What you have to do: Reproduce each line of the entries that carries "Hatch".

Entries supplied:
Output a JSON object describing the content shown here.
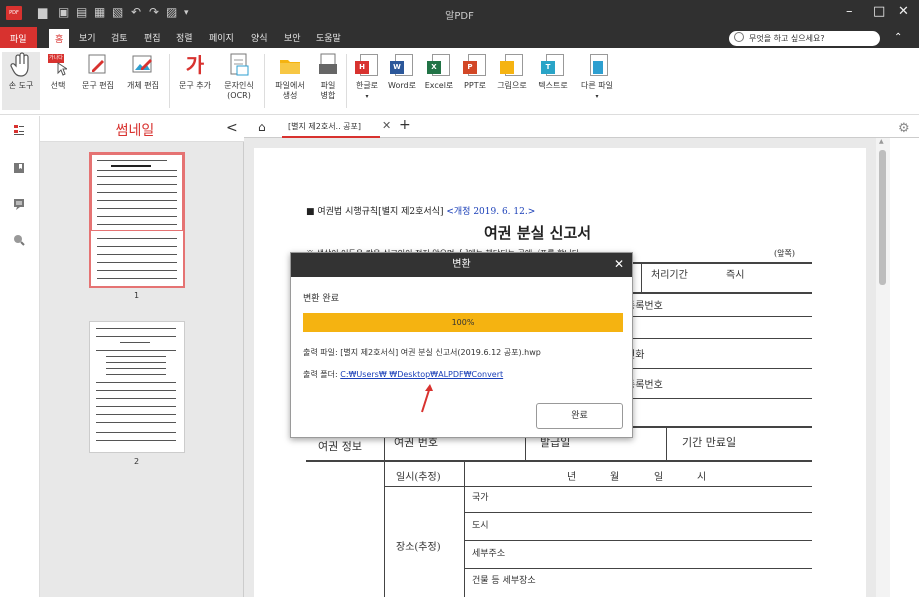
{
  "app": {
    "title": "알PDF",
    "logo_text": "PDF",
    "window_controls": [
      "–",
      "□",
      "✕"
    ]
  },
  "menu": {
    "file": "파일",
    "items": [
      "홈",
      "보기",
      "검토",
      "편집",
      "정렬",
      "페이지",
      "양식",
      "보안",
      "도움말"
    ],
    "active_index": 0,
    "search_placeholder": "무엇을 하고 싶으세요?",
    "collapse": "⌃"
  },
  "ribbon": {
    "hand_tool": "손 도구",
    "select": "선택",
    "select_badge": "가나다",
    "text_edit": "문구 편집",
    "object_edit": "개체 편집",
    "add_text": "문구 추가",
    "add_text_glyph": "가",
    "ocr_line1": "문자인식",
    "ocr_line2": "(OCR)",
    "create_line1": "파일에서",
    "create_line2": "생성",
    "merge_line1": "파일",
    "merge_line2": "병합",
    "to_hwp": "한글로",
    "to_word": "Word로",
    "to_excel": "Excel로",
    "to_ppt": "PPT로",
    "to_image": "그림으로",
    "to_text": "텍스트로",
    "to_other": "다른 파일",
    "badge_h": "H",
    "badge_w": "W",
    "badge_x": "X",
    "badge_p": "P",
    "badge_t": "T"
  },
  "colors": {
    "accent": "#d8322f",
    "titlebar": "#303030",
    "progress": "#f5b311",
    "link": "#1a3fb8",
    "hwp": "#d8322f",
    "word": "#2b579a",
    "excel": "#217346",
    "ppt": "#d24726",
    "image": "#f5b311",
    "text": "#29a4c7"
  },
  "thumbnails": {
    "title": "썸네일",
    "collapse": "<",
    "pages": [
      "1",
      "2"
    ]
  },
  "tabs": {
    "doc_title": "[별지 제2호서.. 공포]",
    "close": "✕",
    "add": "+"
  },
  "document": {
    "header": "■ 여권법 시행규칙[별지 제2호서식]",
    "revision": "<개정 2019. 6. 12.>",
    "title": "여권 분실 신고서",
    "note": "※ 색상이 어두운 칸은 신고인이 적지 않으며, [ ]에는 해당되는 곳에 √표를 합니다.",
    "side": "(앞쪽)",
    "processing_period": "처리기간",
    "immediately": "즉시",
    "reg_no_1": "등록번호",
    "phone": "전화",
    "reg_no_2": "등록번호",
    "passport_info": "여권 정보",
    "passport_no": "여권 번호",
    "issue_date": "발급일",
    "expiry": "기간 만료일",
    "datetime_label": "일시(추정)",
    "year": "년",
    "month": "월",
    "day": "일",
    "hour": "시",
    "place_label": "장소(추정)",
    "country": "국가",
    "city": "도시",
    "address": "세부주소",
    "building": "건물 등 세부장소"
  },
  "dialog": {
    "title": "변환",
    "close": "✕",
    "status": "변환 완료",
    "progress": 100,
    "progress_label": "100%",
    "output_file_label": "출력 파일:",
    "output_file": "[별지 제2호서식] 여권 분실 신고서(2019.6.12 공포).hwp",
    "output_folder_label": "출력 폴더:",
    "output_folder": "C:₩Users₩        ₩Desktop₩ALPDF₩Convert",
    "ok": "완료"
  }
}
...
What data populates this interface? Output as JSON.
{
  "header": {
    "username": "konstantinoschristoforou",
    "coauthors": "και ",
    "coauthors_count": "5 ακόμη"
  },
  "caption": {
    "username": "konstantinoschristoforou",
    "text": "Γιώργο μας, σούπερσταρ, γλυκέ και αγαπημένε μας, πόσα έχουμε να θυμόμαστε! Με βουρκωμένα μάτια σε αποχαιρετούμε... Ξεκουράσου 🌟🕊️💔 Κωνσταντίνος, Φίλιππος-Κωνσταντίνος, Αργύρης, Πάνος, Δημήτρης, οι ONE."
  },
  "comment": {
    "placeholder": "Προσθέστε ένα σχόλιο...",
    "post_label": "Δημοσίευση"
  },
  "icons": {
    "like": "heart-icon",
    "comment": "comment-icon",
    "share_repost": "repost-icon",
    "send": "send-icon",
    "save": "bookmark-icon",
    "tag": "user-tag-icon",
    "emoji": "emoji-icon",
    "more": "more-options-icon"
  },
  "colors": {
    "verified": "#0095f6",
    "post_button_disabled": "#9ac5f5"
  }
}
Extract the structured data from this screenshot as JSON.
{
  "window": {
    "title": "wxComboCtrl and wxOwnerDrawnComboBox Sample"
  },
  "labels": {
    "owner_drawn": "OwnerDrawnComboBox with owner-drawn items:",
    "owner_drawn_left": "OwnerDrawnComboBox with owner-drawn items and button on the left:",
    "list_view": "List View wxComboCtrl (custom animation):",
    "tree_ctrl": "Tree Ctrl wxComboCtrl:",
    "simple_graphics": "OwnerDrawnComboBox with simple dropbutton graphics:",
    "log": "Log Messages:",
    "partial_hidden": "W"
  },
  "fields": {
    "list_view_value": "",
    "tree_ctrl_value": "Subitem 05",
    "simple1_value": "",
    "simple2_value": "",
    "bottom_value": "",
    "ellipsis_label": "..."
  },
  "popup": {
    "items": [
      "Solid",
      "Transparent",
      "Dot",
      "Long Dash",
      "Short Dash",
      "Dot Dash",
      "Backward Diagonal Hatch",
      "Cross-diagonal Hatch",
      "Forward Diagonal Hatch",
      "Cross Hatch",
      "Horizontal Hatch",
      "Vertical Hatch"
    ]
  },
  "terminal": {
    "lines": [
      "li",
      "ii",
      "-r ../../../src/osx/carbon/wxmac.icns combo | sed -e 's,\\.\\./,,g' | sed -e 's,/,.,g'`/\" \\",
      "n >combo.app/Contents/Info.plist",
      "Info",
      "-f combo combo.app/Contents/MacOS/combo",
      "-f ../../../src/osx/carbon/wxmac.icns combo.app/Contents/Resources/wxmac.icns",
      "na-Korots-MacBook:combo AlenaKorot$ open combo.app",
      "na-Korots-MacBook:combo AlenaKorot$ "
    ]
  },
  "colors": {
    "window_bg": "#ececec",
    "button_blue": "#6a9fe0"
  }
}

Solved problem:
      "Backward Diagonal Hatch",
      "Cross-diagonal Hatch",
      "Forward Diagonal Hatch",
      "Cross Hatch",
      "Horizontal Hatch",
      "Vertical Hatch"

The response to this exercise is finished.